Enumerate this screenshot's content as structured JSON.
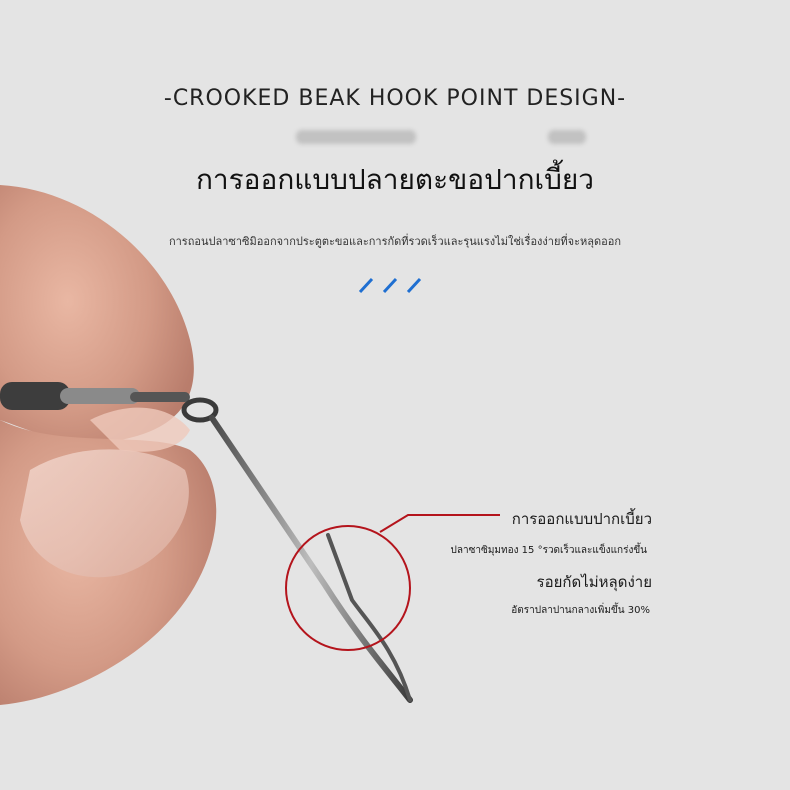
{
  "title": "-CROOKED BEAK HOOK POINT DESIGN-",
  "headline": "การออกแบบปลายตะขอปากเบี้ยว",
  "subline": "การถอนปลาซาซิมิออกจากประตูตะขอและการกัดที่รวดเร็วและรุนแรงไม่ใช่เรื่องง่ายที่จะหลุดออก",
  "callout": {
    "label1": "การออกแบบปากเบี้ยว",
    "label2": "ปลาซาซิมุมทอง 15 °รวดเร็วและแข็งแกร่งขึ้น",
    "label3": "รอยกัดไม่หลุดง่าย",
    "label4": "อัตราปลาปานกลางเพิ่มขึ้น 30%"
  },
  "colors": {
    "background": "#e4e4e4",
    "accent_blue": "#1f6fd1",
    "callout_red": "#b4141c"
  }
}
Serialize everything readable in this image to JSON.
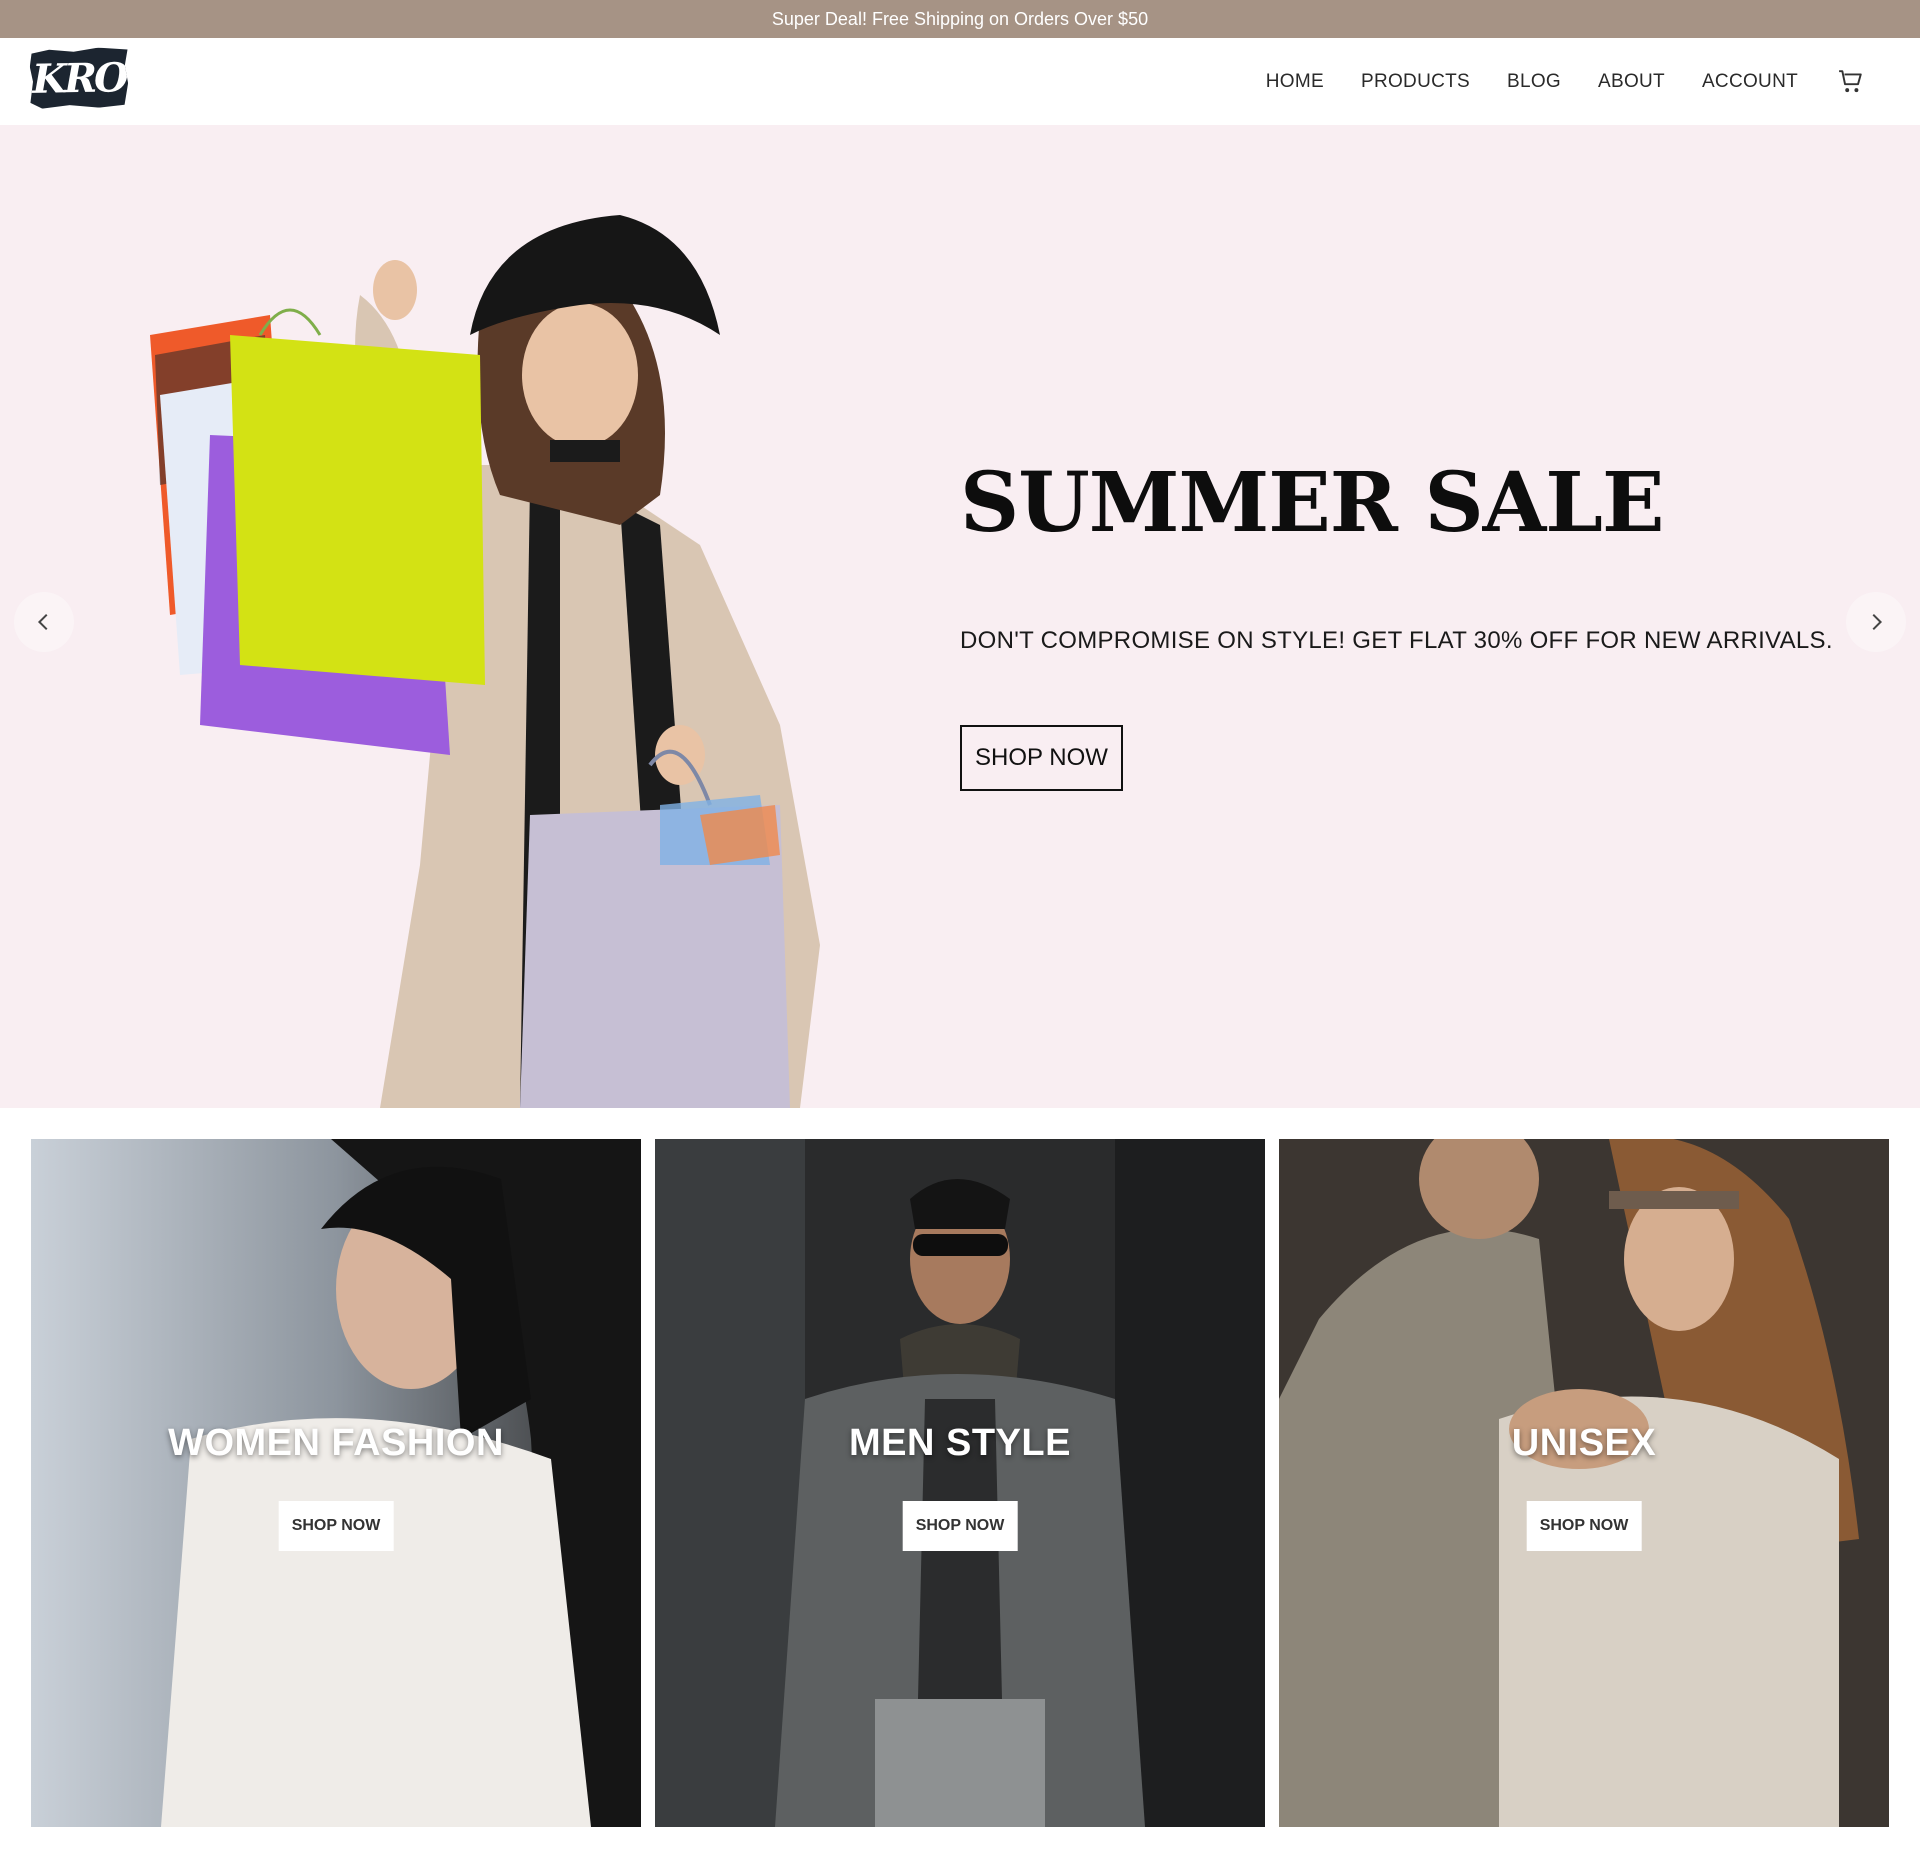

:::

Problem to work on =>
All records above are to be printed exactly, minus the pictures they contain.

Answer below =>
Enumerate this screenshot's content as structured JSON.
{
  "title": "-CROOKED BEAK HOOK POINT DESIGN-",
  "headline": "การออกแบบปลายตะขอปากเบี้ยว",
  "subline": "การถอนปลาซาซิมิออกจากประตูตะขอและการกัดที่รวดเร็วและรุนแรงไม่ใช่เรื่องง่ายที่จะหลุดออก",
  "callout": {
    "label1": "การออกแบบปากเบี้ยว",
    "label2": "ปลาซาซิมุมทอง 15 °รวดเร็วและแข็งแกร่งขึ้น",
    "label3": "รอยกัดไม่หลุดง่าย",
    "label4": "อัตราปลาปานกลางเพิ่มขึ้น 30%"
  },
  "colors": {
    "background": "#e4e4e4",
    "accent_blue": "#1f6fd1",
    "callout_red": "#b4141c"
  }
}
Serialize everything readable in this image to JSON.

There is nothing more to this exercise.